§ Exercise description
The records are to be copied in their entirety, exactly as given.

§ Supplied records
○ ○ ○ ○
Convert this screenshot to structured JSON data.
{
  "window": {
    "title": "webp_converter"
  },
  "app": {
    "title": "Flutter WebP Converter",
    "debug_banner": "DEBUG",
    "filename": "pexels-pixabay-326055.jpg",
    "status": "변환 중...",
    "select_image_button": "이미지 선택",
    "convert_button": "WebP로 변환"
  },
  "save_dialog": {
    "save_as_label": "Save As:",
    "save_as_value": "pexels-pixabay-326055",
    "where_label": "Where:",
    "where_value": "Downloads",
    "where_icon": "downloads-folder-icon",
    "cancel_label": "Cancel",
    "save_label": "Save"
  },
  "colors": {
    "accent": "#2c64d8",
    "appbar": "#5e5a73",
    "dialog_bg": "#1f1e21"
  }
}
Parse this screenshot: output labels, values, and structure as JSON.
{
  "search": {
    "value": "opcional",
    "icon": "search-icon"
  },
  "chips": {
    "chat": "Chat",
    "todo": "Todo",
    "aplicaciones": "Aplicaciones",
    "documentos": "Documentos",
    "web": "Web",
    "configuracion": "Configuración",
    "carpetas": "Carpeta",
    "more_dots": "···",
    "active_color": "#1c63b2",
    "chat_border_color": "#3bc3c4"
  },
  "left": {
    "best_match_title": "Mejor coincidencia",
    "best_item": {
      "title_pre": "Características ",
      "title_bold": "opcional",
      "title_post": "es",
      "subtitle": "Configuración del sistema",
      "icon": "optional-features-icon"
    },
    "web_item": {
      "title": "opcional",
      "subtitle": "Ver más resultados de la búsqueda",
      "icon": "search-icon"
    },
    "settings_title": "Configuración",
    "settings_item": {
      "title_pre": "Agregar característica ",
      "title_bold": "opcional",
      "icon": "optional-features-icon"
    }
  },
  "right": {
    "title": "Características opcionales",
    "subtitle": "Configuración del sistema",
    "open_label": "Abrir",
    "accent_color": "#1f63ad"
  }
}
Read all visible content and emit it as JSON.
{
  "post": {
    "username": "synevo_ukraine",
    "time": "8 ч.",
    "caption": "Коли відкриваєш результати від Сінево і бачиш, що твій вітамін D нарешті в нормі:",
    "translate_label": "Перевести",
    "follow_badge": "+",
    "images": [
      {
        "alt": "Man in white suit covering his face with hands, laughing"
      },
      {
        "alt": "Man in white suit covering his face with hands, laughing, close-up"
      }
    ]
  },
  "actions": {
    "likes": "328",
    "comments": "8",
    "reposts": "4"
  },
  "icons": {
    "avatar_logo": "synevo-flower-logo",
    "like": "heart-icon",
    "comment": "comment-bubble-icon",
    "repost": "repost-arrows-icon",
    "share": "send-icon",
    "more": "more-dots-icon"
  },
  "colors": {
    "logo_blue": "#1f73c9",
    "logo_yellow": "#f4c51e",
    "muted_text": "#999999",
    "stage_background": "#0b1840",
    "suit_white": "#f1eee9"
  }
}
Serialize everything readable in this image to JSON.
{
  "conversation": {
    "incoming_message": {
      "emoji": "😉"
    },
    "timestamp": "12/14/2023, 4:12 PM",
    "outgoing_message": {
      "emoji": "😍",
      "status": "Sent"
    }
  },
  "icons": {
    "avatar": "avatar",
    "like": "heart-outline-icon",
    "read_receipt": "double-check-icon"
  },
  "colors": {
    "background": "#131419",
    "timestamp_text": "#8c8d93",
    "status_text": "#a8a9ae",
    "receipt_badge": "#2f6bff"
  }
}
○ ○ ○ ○
§ Output of the exercise
Convert this screenshot to structured JSON data.
{
  "window": {
    "title": "webp_converter"
  },
  "app": {
    "title": "Flutter WebP Converter",
    "debug_banner": "DEBUG",
    "filename": "pexels-pixabay-326055.jpg",
    "status": "변환 중...",
    "select_image_button": "이미지 선택",
    "convert_button": "WebP로 변환"
  },
  "save_dialog": {
    "save_as_label": "Save As:",
    "save_as_value": "pexels-pixabay-326055",
    "where_label": "Where:",
    "where_value": "Downloads",
    "where_icon": "downloads-folder-icon",
    "cancel_label": "Cancel",
    "save_label": "Save"
  },
  "colors": {
    "accent": "#2c64d8",
    "appbar": "#5e5a73",
    "dialog_bg": "#1f1e21"
  }
}
Parse this screenshot: output labels, values, and structure as JSON.
{
  "search": {
    "value": "opcional",
    "icon": "search-icon"
  },
  "chips": {
    "chat": "Chat",
    "todo": "Todo",
    "aplicaciones": "Aplicaciones",
    "documentos": "Documentos",
    "web": "Web",
    "configuracion": "Configuración",
    "carpetas": "Carpeta",
    "more_dots": "···",
    "active_color": "#1c63b2",
    "chat_border_color": "#3bc3c4"
  },
  "left": {
    "best_match_title": "Mejor coincidencia",
    "best_item": {
      "title_pre": "Características ",
      "title_bold": "opcional",
      "title_post": "es",
      "subtitle": "Configuración del sistema",
      "icon": "optional-features-icon"
    },
    "web_item": {
      "title": "opcional",
      "subtitle": "Ver más resultados de la búsqueda",
      "icon": "search-icon"
    },
    "settings_title": "Configuración",
    "settings_item": {
      "title_pre": "Agregar característica ",
      "title_bold": "opcional",
      "icon": "optional-features-icon"
    }
  },
  "right": {
    "title": "Características opcionales",
    "subtitle": "Configuración del sistema",
    "open_label": "Abrir",
    "accent_color": "#1f63ad"
  }
}
Read all visible content and emit it as JSON.
{
  "post": {
    "username": "synevo_ukraine",
    "time": "8 ч.",
    "caption": "Коли відкриваєш результати від Сінево і бачиш, що твій вітамін D нарешті в нормі:",
    "translate_label": "Перевести",
    "follow_badge": "+",
    "images": [
      {
        "alt": "Man in white suit covering his face with hands, laughing"
      },
      {
        "alt": "Man in white suit covering his face with hands, laughing, close-up"
      }
    ]
  },
  "actions": {
    "likes": "328",
    "comments": "8",
    "reposts": "4"
  },
  "icons": {
    "avatar_logo": "synevo-flower-logo",
    "like": "heart-icon",
    "comment": "comment-bubble-icon",
    "repost": "repost-arrows-icon",
    "share": "send-icon",
    "more": "more-dots-icon"
  },
  "colors": {
    "logo_blue": "#1f73c9",
    "logo_yellow": "#f4c51e",
    "muted_text": "#999999",
    "stage_background": "#0b1840",
    "suit_white": "#f1eee9"
  }
}
Serialize everything readable in this image to JSON.
{
  "conversation": {
    "incoming_message": {
      "emoji": "😉"
    },
    "timestamp": "12/14/2023, 4:12 PM",
    "outgoing_message": {
      "emoji": "😍",
      "status": "Sent"
    }
  },
  "icons": {
    "avatar": "avatar",
    "like": "heart-outline-icon",
    "read_receipt": "double-check-icon"
  },
  "colors": {
    "background": "#131419",
    "timestamp_text": "#8c8d93",
    "status_text": "#a8a9ae",
    "receipt_badge": "#2f6bff"
  }
}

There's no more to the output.